===== Data section

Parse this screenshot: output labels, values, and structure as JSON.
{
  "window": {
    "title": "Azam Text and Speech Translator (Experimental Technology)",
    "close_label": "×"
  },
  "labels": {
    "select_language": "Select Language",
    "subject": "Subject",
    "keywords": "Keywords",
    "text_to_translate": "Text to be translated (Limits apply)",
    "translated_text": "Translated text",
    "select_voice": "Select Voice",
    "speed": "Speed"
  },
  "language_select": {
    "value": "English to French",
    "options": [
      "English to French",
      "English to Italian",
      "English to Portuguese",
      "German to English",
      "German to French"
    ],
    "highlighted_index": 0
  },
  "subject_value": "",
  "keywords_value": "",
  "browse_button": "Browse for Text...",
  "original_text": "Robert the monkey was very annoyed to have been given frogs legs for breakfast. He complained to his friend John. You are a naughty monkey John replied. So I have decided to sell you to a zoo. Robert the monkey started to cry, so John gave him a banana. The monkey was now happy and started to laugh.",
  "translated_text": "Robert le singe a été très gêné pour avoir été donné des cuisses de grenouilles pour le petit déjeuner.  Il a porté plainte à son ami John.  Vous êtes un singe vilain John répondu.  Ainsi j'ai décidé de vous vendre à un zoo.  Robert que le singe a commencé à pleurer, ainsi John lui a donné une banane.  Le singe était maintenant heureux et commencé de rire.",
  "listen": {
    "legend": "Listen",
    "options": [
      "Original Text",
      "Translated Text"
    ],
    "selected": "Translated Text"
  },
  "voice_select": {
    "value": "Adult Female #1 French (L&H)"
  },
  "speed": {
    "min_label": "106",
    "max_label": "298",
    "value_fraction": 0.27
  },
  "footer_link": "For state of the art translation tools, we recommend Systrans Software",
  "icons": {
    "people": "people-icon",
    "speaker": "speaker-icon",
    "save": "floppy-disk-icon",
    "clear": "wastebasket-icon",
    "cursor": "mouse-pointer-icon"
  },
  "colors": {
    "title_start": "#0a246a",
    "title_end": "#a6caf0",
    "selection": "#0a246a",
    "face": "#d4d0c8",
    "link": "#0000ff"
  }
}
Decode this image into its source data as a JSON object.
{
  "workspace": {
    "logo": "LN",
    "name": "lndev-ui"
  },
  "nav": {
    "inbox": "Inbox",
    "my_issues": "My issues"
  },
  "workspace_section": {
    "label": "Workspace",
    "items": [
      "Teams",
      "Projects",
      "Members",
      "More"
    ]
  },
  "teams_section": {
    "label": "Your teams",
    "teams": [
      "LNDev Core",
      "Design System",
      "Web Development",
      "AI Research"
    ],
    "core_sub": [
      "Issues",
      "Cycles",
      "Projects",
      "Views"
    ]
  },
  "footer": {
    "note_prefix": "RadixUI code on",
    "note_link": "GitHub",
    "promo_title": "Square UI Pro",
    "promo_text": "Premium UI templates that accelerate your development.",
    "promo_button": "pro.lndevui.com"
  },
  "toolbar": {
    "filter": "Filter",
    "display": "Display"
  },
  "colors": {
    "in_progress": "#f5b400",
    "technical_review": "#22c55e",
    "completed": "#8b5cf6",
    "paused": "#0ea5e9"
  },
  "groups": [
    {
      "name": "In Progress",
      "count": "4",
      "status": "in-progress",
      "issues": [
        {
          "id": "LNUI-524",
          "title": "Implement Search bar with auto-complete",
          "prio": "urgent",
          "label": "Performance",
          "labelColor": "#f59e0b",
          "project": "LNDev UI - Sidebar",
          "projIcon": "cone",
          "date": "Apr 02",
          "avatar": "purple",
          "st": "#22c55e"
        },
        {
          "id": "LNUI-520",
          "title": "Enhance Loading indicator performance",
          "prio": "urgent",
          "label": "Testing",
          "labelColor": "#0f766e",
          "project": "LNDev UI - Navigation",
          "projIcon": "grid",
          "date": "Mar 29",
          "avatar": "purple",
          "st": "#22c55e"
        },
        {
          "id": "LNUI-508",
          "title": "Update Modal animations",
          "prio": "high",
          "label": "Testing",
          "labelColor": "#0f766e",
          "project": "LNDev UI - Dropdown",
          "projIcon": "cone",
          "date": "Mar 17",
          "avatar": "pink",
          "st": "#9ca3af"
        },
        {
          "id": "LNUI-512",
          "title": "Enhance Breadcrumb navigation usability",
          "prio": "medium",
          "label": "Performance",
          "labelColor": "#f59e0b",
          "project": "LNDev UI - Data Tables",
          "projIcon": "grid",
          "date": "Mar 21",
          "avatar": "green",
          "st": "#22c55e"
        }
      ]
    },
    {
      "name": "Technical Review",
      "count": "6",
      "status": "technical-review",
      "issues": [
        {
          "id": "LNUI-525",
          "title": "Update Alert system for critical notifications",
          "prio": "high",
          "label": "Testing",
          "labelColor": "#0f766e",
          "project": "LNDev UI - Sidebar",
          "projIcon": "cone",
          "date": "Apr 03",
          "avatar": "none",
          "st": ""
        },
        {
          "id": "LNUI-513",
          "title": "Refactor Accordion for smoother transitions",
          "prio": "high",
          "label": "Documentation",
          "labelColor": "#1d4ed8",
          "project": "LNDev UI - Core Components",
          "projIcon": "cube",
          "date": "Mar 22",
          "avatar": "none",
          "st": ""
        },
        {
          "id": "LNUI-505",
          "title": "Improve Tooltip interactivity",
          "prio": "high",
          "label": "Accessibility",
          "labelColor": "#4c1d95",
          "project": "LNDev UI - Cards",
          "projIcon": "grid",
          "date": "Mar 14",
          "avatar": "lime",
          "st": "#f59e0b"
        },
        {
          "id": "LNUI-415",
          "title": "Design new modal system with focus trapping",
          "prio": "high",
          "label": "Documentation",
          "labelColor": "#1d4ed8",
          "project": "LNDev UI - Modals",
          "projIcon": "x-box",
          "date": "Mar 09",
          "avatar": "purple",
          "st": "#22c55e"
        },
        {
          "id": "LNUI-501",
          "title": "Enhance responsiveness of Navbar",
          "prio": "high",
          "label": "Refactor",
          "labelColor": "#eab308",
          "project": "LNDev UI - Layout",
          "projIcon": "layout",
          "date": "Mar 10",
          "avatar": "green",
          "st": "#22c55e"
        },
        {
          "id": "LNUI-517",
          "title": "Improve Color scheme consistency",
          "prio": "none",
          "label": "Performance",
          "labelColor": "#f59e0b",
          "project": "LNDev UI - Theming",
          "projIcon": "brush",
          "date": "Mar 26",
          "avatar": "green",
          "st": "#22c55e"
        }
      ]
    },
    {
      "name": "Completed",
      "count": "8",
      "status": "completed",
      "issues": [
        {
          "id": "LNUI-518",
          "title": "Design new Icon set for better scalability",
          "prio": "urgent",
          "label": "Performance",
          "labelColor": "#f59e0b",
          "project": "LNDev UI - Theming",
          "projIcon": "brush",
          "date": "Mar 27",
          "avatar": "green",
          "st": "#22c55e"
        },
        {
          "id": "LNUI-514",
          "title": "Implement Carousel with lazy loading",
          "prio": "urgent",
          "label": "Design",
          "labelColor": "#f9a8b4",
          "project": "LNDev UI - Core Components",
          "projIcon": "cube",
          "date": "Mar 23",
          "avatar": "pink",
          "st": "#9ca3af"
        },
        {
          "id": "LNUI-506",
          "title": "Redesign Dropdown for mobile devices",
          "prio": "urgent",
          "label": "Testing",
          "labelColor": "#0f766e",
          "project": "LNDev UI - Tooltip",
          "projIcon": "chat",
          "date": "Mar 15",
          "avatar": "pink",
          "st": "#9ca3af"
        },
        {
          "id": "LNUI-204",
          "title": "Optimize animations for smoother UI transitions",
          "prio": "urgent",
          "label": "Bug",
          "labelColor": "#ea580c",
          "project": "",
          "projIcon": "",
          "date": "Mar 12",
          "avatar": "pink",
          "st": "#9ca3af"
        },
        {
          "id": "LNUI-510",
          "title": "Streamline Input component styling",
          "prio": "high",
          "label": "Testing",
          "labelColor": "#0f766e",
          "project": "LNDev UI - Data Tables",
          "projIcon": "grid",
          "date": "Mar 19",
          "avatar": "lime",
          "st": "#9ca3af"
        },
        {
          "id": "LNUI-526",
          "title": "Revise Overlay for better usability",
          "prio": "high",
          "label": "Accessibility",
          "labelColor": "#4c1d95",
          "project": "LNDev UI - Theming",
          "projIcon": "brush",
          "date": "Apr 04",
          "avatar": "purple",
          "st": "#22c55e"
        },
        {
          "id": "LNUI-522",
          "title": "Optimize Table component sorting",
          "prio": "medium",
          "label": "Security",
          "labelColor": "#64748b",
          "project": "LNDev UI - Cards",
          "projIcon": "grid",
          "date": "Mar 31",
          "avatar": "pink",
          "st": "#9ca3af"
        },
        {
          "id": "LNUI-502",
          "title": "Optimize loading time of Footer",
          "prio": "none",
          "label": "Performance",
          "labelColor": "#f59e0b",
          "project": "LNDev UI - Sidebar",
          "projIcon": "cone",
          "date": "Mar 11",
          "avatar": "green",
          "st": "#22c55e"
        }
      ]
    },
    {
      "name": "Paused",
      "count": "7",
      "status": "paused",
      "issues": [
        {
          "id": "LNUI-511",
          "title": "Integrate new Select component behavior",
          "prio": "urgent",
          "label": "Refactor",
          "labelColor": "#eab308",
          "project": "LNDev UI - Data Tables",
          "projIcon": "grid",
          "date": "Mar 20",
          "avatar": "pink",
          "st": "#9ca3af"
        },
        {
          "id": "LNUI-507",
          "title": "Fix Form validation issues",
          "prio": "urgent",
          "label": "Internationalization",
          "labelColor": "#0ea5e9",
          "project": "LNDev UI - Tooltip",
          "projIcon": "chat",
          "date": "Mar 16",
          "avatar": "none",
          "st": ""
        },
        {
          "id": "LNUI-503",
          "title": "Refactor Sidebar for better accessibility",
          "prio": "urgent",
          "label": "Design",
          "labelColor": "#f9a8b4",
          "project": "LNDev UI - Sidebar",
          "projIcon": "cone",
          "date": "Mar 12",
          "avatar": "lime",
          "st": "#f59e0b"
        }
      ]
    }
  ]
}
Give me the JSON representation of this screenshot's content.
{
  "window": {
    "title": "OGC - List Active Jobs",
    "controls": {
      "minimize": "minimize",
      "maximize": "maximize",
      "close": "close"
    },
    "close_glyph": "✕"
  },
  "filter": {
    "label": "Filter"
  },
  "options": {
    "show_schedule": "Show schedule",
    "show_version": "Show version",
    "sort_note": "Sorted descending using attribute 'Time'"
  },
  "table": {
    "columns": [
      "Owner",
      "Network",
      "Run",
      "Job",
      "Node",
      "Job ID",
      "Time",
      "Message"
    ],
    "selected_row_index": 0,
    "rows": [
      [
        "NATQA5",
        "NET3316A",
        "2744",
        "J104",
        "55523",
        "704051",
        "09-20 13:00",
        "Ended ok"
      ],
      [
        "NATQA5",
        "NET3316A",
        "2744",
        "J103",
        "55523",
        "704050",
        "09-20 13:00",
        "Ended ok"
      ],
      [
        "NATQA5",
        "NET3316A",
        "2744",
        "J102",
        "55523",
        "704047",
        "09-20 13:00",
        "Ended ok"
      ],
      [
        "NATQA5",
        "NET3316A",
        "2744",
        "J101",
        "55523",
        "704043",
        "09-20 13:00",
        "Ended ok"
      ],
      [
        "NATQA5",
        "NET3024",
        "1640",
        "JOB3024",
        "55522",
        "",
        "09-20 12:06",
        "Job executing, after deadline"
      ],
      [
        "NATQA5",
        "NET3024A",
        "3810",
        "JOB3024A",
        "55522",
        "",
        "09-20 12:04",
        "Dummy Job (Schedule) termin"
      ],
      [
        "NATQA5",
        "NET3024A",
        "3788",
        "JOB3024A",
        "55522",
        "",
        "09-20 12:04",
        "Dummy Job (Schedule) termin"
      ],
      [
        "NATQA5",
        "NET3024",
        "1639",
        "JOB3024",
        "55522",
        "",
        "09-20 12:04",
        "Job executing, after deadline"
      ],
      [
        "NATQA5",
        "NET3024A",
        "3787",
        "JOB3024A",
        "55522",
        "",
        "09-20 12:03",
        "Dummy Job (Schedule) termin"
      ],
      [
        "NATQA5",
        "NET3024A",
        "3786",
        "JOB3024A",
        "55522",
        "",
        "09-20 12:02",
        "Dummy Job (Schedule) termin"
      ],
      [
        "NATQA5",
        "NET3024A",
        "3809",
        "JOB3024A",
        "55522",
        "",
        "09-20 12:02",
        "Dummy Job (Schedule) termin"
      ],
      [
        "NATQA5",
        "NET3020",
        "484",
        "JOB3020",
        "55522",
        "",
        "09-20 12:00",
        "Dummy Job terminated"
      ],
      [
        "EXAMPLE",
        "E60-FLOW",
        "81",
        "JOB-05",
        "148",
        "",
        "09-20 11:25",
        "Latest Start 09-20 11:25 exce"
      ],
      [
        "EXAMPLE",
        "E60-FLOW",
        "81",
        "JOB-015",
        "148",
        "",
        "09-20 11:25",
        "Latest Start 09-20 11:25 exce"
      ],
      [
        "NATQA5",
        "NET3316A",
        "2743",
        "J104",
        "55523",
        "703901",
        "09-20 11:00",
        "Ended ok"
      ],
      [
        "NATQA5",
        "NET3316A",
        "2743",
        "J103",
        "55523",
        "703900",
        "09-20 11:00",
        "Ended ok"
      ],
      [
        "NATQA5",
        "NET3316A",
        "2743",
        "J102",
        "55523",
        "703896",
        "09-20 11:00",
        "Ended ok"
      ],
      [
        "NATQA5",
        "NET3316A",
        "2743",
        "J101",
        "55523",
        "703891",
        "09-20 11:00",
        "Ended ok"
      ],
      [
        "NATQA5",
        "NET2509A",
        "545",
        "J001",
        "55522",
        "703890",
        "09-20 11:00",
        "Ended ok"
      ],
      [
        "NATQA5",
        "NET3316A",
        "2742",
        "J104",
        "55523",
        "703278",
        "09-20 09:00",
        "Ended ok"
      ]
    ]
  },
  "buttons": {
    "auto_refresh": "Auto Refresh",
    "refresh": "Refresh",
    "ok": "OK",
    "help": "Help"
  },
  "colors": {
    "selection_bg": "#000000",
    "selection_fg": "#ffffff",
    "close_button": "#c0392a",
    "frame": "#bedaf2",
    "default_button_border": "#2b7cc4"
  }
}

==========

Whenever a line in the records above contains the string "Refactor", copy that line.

■ **Solved problem**:
          "title": "Refactor Accordion for smoother transitions",
          "label": "Refactor",
          "label": "Refactor",
          "title": "Refactor Sidebar for better accessibility",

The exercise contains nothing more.